A general rule of thumb is to commit to a regular schedule of weekly and/or monthly restores of systems, applications and individual files with checks to ensure that the data is valid and accessible as intended. Such an approach will also provide your organization with a realistic time frame for recovery in the event a storage system failure or disaster strikes.


It’s also important to remember that not all data is created equal — a fact that should affect the frequency of backup tests. Some types of data is more important than others. Government- or industry-imposed compliance data, for instance, might be considered more important than marketing data. Advance planning should be used to determine which types of data backups should be subject to more frequent tests.

Originally published at Tech Target, chart shows a backup test schedule for several different types of assets

6. Tap into the power of automation

Automation should play a key role in any backup testing strategy. Organizations should strive to automate as much of their backup testing as possible to ensure consistency and data validity, as well as to reduce the burden on staff charged with testing backups.

Automating the entire backup and testing process will save time and effort, enabling team members to focus on tasks that require their high-level skills and insights.

7. Ensure that the backup test covers all bases

If the backup test doesn’t actually test the entire workload being restored, it can’t be considered a real test. Simply restoring a handful of files from a random archive and declaring success is tempting fate.

Test effectively by restoring complete archives to databases, applications and virtual machines.

8. Make testing backups an integral part of internal app development and deployment

Backup testing should never be an afterthought. Testing should always be kept in mind when developing and introducing new applications to the organization.

The most successful enterprise data management strategies involve knowing how and when to perform backup validation tests before allowing data to move into a production workload.

9. Ensure backup accuracy

Whenever data is restored, storage and database administrators should perform an initial health check to ensure there are no abnormalities or omissions in the recovered files.

A cursory examination might not be sufficient, however. Data that appears accurate to an IT expert might actually contain subtle errors that only a trained eye can detect. The end users of specific business applications are often the individuals best positioned to determine if a set of restored data is accurate and consistent.

10. Create redundant backups

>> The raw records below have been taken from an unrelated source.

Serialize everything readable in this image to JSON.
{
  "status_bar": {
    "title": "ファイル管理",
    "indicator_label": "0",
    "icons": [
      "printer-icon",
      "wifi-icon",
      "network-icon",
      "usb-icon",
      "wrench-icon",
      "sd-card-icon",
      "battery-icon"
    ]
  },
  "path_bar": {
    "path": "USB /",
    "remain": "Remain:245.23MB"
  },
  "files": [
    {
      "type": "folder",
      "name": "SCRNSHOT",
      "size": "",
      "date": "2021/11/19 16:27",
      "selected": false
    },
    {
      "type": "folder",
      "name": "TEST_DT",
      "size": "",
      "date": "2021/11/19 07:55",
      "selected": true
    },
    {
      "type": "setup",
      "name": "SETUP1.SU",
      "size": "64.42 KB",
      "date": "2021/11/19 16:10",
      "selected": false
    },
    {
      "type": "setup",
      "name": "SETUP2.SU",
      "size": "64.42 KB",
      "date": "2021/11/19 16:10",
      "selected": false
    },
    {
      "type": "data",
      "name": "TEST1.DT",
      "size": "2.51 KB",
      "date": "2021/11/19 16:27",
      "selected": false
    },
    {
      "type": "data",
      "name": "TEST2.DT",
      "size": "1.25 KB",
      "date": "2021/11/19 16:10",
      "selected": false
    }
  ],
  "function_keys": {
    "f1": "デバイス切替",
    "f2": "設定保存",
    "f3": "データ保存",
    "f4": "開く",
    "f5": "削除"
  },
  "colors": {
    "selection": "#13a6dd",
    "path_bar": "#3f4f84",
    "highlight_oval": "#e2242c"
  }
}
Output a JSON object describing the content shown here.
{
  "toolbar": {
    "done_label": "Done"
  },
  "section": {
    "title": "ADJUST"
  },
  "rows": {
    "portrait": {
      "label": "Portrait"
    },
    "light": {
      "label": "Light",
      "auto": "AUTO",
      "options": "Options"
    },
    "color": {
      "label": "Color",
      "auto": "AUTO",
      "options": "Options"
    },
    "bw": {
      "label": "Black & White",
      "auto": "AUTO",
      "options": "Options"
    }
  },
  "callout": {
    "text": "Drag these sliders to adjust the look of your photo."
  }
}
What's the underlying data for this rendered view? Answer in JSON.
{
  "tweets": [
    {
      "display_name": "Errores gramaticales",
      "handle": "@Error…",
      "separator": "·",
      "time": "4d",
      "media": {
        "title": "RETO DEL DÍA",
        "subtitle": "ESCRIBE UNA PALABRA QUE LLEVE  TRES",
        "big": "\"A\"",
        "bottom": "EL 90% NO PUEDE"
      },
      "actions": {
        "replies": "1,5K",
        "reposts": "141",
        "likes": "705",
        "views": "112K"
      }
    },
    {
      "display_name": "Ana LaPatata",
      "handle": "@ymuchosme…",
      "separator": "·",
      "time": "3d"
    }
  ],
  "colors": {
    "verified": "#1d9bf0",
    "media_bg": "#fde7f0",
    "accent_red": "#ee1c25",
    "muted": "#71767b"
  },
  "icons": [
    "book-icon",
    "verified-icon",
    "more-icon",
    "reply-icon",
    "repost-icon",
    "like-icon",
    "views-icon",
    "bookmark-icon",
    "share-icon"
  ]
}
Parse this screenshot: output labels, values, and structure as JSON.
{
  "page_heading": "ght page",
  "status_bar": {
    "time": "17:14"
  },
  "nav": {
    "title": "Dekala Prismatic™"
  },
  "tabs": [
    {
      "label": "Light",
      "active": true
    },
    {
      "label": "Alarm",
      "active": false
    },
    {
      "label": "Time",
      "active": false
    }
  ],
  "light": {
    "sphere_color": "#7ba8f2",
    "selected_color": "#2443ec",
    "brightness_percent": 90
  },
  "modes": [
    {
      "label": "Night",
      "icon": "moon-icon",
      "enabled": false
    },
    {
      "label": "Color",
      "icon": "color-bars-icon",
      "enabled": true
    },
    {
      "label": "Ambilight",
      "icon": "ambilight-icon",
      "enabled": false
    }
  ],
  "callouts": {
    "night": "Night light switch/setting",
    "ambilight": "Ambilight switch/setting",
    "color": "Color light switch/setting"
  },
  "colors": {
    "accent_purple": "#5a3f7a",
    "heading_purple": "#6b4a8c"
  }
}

Although cloud backup services are generally reliable, you might want to use at least two services in the event one cloud provider is unavailable when a rapid full restore is necessary or a test reveals some form of data absence or corruption on the cloud provider’s end.

Inside the data center, never back up to only one tape or set of tapes. Maintain multiple backup media sets and test them all before storing the tapes in separate locations. Replace the cartridges every year or two, or even more frequently if signs of damage or wear are detected. The same holds true if hard drives are used for backups.

Published by John Edwards at Tech Target on October 11, 2021

Business Email Compromise –  When the criminal’s reading your email.


We’re all connected – the closer a hacker gets to your vendor, your client, your partner… the closer they are to you. Here’s the story of an advertising agency who thought they were communicating with their event venue.

Inc. estimates 60% of companies go out of business within six months of a cyber attack.

Haven’t we had enough attacks, hacks and breaches? The best offense is a strong defense – it’s time to start defending ourselves! 


Drop your name and email to learn more, or tag our calendar to setup a conversation.